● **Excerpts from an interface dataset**
··········

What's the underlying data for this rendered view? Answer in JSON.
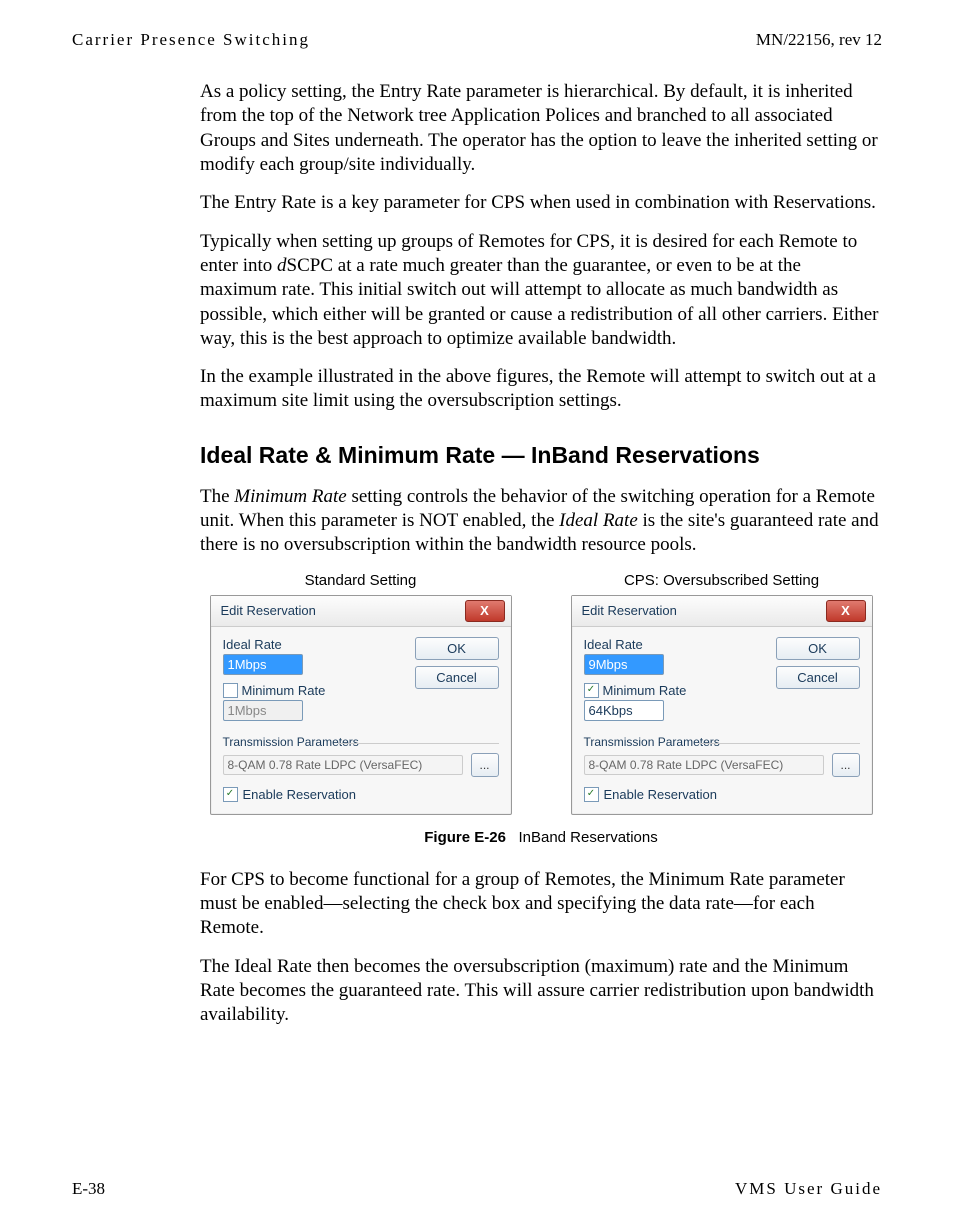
{
  "header": {
    "left": "Carrier Presence Switching",
    "right": "MN/22156, rev 12"
  },
  "paragraphs": {
    "p1": "As a policy setting, the Entry Rate parameter is hierarchical. By default, it is inherited from the top of the Network tree Application Polices and branched to all associated Groups and Sites underneath. The operator has the option to leave the inherited setting or modify each group/site individually.",
    "p2": "The Entry Rate is a key parameter for CPS when used in combination with Reservations.",
    "p3a": "Typically when setting up groups of Remotes for CPS, it is desired for each Remote to enter into ",
    "p3i": "d",
    "p3b": "SCPC at a rate much greater than the guarantee, or even to be at the maximum rate. This initial switch out will attempt to allocate as much bandwidth as possible, which either will be granted or cause a redistribution of all other carriers. Either way, this is the best approach to optimize available bandwidth.",
    "p4": "In the example illustrated in the above figures, the Remote will attempt to switch out at a maximum site limit using the oversubscription settings.",
    "h2": "Ideal Rate & Minimum Rate — InBand Reservations",
    "p5a": "The ",
    "p5i1": "Minimum Rate",
    "p5b": " setting controls the behavior of the switching operation for a Remote unit. When this parameter is NOT enabled, the ",
    "p5i2": "Ideal Rate",
    "p5c": " is the site's guaranteed rate and there is no oversubscription within the bandwidth resource pools.",
    "p6": "For CPS to become functional for a group of Remotes, the Minimum Rate parameter must be enabled—selecting the check box and specifying the data rate—for each Remote.",
    "p7": "The Ideal Rate then becomes the oversubscription (maximum) rate and the Minimum Rate becomes the guaranteed rate. This will assure carrier redistribution upon bandwidth availability."
  },
  "figure": {
    "left_label": "Standard Setting",
    "right_label": "CPS: Oversubscribed Setting",
    "caption_bold": "Figure E-26",
    "caption_rest": "InBand Reservations"
  },
  "dialog": {
    "title": "Edit Reservation",
    "close_glyph": "X",
    "ideal_label": "Ideal Rate",
    "minrate_label": "Minimum Rate",
    "ok_label": "OK",
    "cancel_label": "Cancel",
    "tx_group": "Transmission Parameters",
    "tx_value": "8-QAM 0.78 Rate  LDPC (VersaFEC)",
    "ellipsis": "...",
    "enable_label": "Enable Reservation",
    "check_glyph": "✓",
    "left": {
      "ideal_value": "1Mbps",
      "min_checked": false,
      "min_value": "1Mbps",
      "enable_checked": true
    },
    "right": {
      "ideal_value": "9Mbps",
      "min_checked": true,
      "min_value": "64Kbps",
      "enable_checked": true
    }
  },
  "footer": {
    "left": "E-38",
    "right": "VMS User Guide"
  }
}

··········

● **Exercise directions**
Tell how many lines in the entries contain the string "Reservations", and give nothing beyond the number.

● **Worked solution**
3